--- What the task requires ---
Scan the listing and copy each line where the word "券面表示の都区市内各駅下車前途無効" is present.

%%

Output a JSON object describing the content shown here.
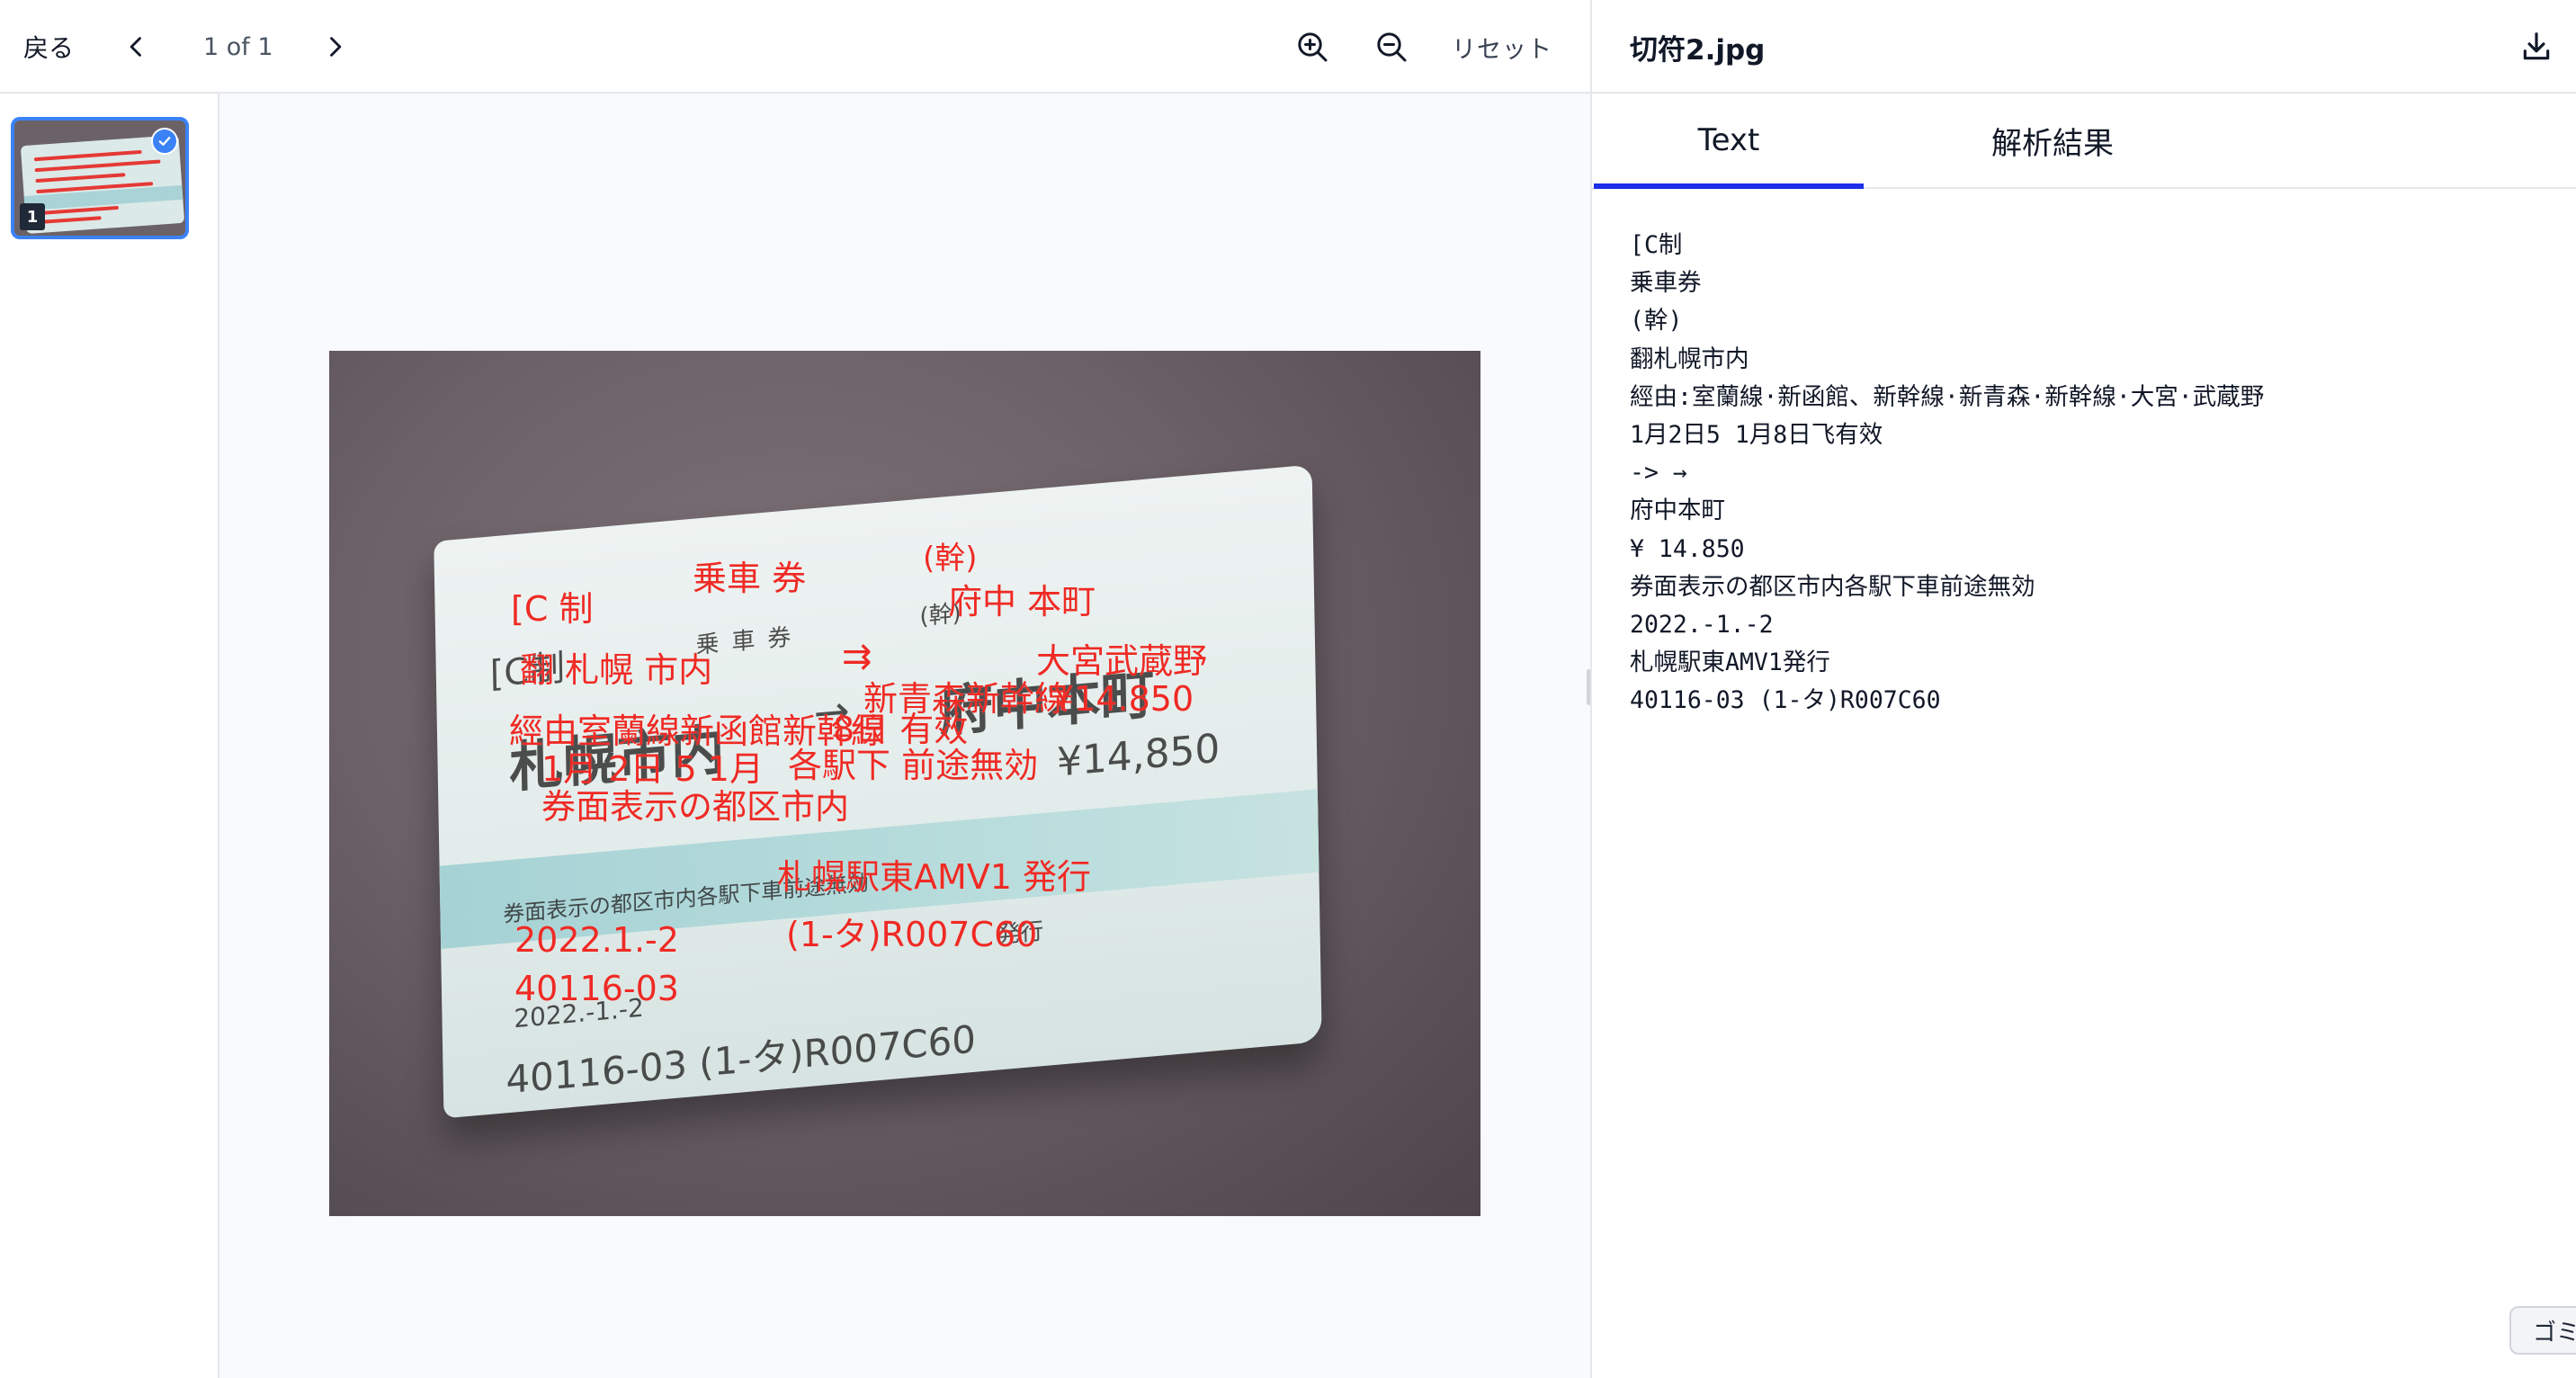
{
  "toolbar": {
    "back_label": "戻る",
    "page_indicator": "1 of 1",
    "reset_label": "リセット"
  },
  "thumbnails": [
    {
      "page_number": "1",
      "selected": true
    }
  ],
  "header": {
    "file_name": "切符2.jpg"
  },
  "tabs": [
    {
      "label": "Text",
      "active": true
    },
    {
      "label": "解析結果",
      "active": false
    }
  ],
  "ocr_text_lines": [
    "[C制",
    "乗車券",
    "(幹)",
    "翻札幌市内",
    "經由:室蘭線·新函館、新幹線·新青森·新幹線·大宮·武蔵野",
    "1月2日5 1月8日飞有效",
    "-> →",
    "府中本町",
    "¥ 14.850",
    "券面表示の都区市内各駅下車前途無効",
    "2022.-1.-2",
    "札幌駅東AMV1発行",
    "40116-03 (1-タ)R007C60"
  ],
  "ticket_print": {
    "c_sei": "[C制",
    "jousha": "乗車券",
    "kan": "(幹)",
    "origin": "札幌市内",
    "dest": "府中本町",
    "arrow": "→",
    "price": "¥14,850",
    "date": "2022.-1.-2",
    "serial": "40116-03 (1-タ)R007C60",
    "notice": "券面表示の都区市内各駅下車前途無効",
    "issued": "発行"
  },
  "overlay_labels": {
    "c_sei": "[C 制",
    "jousha": "乗車 券",
    "kan": "(幹)",
    "fuchu_honmachi": "府中 本町",
    "hon_sapporo": "翻 札幌 市内",
    "arrows": "⇉",
    "omiya_musashino": "大宮武蔵野",
    "shinaomori": "新青森新幹線",
    "price": "¥14.850",
    "via": "經由室蘭線新函館新幹線",
    "valid_day": "8日 有效",
    "jan2": "1月 2日 5 1月",
    "kakueki": "各駅下 前途無効",
    "notice": "券面表示の都区市内",
    "issued": "札幌駅東AMV1 発行",
    "date": "2022.1.-2",
    "code": "(1-タ)R007C60",
    "serial": "40116-03"
  },
  "trash_label": "ゴミ",
  "colors": {
    "accent": "#1d2ee8",
    "thumb_selected": "#3b82f6",
    "overlay_text": "#ef2a24"
  },
  "icons": {
    "prev": "chevron-left-icon",
    "next": "chevron-right-icon",
    "zoom_in": "zoom-in-icon",
    "zoom_out": "zoom-out-icon",
    "download": "download-icon",
    "check": "check-icon"
  }
}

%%

--- Solution for this exercise ---
    "券面表示の都区市内各駅下車前途無効",
    "notice": "券面表示の都区市内各駅下車前途無効",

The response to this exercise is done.